Asked to explain, Deputy Police Commissioner McDonald Jacob told the Express “it wouldn’t have been wise”, and that “certain decisions” were made because “it was felt that it might have made matters worse” had the police attempted to take ­action.

SOMETHING has to be said about the fact that Yasin Abu Bakr died on the night of the day on which the Parliament of Trinidad and Tobago was said to have again been disgraced.

Much of what transpires in this country is deterministic, forced by our history. Politics, the quest for power and the right to dictate what we say and do here, is the dominant preoccupation.

Recently we heard schools are not safe zones and were not set up to be safe zones since they are not places of entertainment.

However, if children can sit in a class to listen to their teachers and do their work, how come they can’t sit comfortably in a movie theatre to watch a movie?

“Politics has a morality of its own,” said Mr Basdeo Panday, the then-political leader of the United National Congress in early April 2005. Paraphrasing what he also said at that party’s caucus, “Politics is more important than professional integrity.”

Trinidad and Tobago celebrates Divali on November 4 against a backdrop of socio-economic challenges not seen before.
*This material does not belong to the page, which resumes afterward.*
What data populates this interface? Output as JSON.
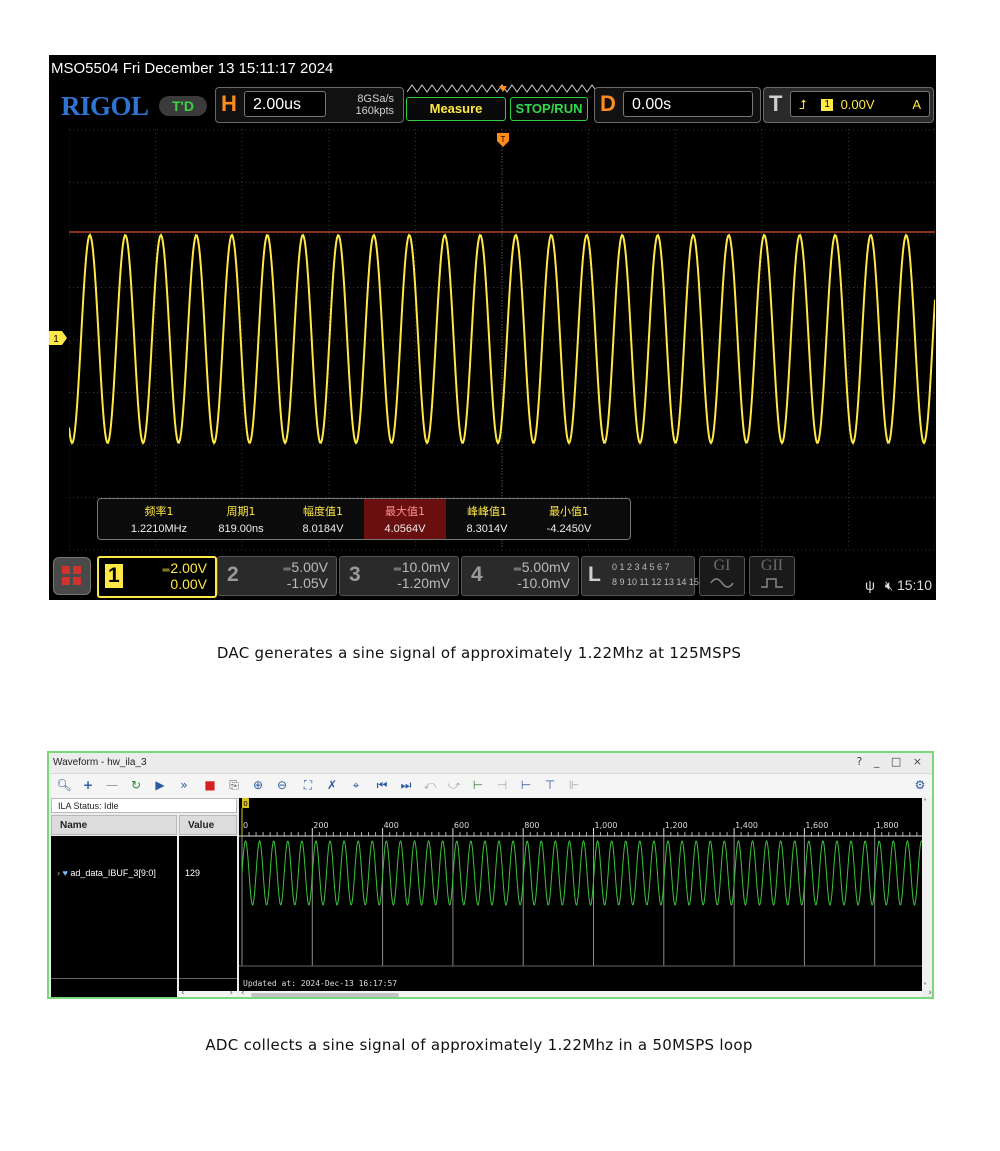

Our nation is crying out for leadership at all levels of society.